Two brothers from Chechnya. That was the official word early morning on Friday April 19th, 2013 as to who were behind the Boston marathon bombings. “Chechens.”
So, naturally, who do some brilliant citizens of the United States of America blame? The CZECH REPUBLIC, of course!
|—||Brandon Sanderson, Alcatraz and the Evil Librarians series (via antiquedvintage)|
Luis Ricardo Falero - The Balance of Zodiac
Luis Ricardo Falero (1851 – December 7, 1896) was a Spanish painter. He specialized in female nudes and mythological and fantasy settings. Most of his paintings contained at least one female nude or topless nude. His most common medium was oil on canvas.
My copy of Le Petit Prince looks like it has been through a natural disaster. Or two. The dust jacket is torn at every edge. What’s not torn is frayed. A piece of scotch tape holds together the éand r of Exupéry. The white background can’t really be called white anymore. And inside, little pencil markings lurk throughout the text (I would memorize passages when I was young), alongside evidence of attempted erasure—but you know how those old-school Number Two pencils are; all the erasers seem to do is leave things a little grayer than before. The book, in other words, has been well loved.
That’s not surprising. Most favorite children’s books are. But there’s one thing about mine that’s different: With the exception of those pesky eraser marks, the damage wasn’t sustained in childhood. Those are adult wounds.
The Little Prince is not alone to suffer that horrible fate: the designation of “children’s book” where it’s anything but, where it is actually far more worthy of an adult designation than many a so-called “adult” work. Leaving such books to childhood is a mistake of the worst kind. Fail to re-read them from a more mature standpoint and you’re almost guaranteed to miss what they’re all about.

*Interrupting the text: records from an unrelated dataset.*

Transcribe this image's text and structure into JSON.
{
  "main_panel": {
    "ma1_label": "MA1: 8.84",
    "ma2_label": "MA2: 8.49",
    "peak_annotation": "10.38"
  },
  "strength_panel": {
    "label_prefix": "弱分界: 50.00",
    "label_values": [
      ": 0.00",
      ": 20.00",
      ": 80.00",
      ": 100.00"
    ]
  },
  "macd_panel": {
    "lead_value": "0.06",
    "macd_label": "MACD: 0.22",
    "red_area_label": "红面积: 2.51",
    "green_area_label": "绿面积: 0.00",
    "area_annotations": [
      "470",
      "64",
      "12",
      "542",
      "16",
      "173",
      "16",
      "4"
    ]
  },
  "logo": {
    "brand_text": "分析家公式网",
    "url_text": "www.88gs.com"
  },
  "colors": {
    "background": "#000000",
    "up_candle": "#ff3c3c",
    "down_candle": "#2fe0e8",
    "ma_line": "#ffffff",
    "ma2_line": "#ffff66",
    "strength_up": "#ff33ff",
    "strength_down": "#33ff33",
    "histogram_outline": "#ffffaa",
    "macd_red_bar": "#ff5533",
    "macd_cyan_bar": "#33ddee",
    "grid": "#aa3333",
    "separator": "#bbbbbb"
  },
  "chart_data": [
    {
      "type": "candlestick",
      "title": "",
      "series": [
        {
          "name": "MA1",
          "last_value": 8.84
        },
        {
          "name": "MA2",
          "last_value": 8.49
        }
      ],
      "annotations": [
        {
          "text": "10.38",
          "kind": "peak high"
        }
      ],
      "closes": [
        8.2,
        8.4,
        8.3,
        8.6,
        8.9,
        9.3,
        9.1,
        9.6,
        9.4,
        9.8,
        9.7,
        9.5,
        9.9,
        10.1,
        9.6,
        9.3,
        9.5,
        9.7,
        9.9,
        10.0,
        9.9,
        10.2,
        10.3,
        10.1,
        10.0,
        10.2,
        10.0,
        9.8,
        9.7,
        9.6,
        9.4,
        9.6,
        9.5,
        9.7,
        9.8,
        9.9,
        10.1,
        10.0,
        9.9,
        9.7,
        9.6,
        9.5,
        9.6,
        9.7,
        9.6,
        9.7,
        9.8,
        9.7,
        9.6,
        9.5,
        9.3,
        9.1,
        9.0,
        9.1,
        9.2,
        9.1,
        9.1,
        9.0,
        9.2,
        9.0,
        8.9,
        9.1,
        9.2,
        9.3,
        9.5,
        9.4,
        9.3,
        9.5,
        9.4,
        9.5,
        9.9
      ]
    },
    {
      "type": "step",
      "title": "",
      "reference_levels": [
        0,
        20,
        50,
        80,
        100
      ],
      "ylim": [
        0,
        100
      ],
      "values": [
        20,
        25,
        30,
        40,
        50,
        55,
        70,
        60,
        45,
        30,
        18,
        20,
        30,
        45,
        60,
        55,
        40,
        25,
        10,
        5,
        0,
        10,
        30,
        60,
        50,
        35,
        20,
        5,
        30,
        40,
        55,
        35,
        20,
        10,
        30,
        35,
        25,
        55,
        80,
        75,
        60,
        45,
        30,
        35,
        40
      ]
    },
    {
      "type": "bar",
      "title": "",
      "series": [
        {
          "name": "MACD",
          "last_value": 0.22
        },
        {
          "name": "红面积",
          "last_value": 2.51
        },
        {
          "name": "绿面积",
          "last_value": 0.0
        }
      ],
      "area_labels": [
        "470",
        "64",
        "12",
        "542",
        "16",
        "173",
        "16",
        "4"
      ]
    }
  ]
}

Read more. [Image: Reuters]
Neil Gaiman, Fragile Things
An article by Randy Cohen that details the difference between illegal and unethical cycling and how the US of A has failed to treat cyclists what they are, namely a form of transportation separate and distinct from automobiles and pedestrians.
It’s a decent read, and pretty close to my style of cycling.
Philip Kitcher explores the origin of ethics in this article.
“We became fully human when we were able to find ways of inhibiting tendencies to socially disruptive action and ways of reinforcing our altruistic capacities. Practices of punishment may well have played a role at early stages of the process. The crucial step, however, consisted in internalizing the check on our behavior. We became able to formulate rules for ourselves, or to remind ourselves of exemplary cases of conduct: we invented a crude system of ethics.”